- Directions:
The result should be every line that contains the word "Employees", taken from the material.

- Input material:
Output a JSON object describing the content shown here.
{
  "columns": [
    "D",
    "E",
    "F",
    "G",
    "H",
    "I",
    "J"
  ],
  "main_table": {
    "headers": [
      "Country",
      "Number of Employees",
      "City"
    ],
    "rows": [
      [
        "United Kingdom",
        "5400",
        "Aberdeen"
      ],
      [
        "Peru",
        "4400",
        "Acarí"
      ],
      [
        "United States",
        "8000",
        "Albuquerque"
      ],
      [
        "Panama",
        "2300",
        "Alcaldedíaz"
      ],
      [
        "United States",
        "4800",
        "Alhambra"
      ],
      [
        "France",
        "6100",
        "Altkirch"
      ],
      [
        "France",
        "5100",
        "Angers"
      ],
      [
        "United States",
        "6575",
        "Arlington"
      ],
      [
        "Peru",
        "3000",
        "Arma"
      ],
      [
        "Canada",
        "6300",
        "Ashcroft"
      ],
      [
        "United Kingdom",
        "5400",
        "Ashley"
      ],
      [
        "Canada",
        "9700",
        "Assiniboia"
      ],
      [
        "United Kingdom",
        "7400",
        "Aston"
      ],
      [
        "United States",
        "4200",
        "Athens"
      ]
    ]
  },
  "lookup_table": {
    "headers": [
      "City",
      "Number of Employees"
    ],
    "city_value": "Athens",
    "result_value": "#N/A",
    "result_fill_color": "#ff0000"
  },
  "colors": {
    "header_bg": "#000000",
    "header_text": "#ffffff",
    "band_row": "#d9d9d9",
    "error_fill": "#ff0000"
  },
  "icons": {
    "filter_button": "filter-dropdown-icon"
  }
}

- Exercise result:
      "Number of Employees",
      "Number of Employees"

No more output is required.